Valentine is telling his story just days after President Biden signed the PACT Act, which significantly expands benefits and potential compensation for service men and women exposed to toxins.

The potentially life-threatening health issues reported include bladder cancer, kidney cancer, liver cancer, non-Hodgkin’s lymphoma, and leukemia, along with Parkinson’s disease, just to name a few.

Harding says accountability is what this whole lawsuit is about.

“The government finally saying, ‘We made a mistake.’ Intentional? Clearly not,” Harding said. “Did they step it up a little late? Could they have done something in the early 80s, or late 70s? The statistics were there. That’s the stuff we are going to prove.”

“Nobody said anything and I don’t understand why it took so long for the government, or whoever, to bring this about,” Valentine said.

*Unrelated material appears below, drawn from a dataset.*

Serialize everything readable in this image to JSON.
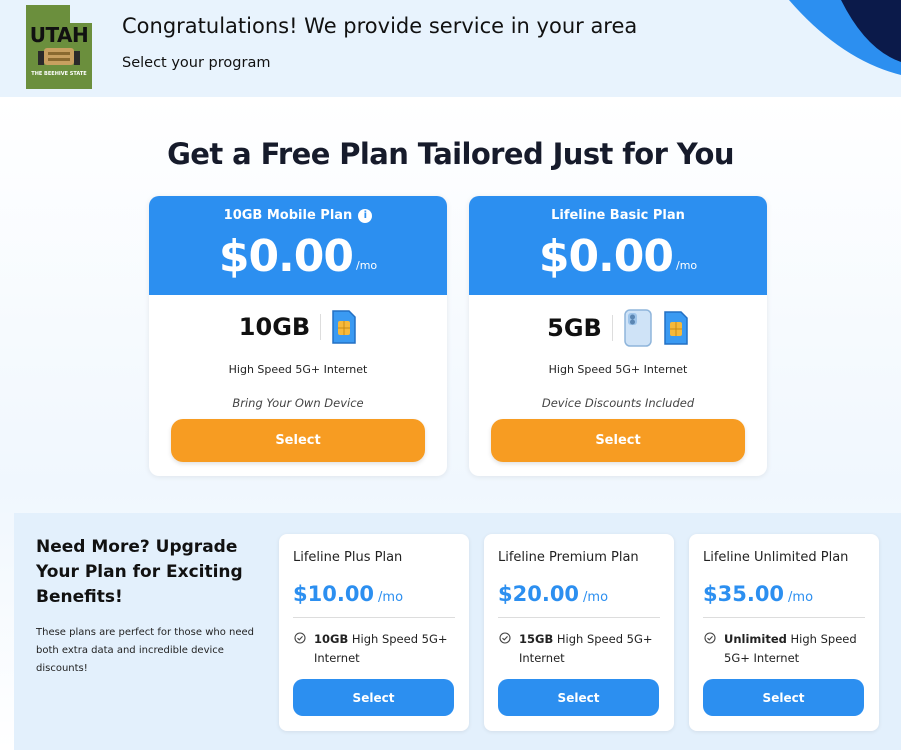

Valentine says his cancer is also causing a financial burden. He can’t afford to pay out-of-pocket on top of his other expenses.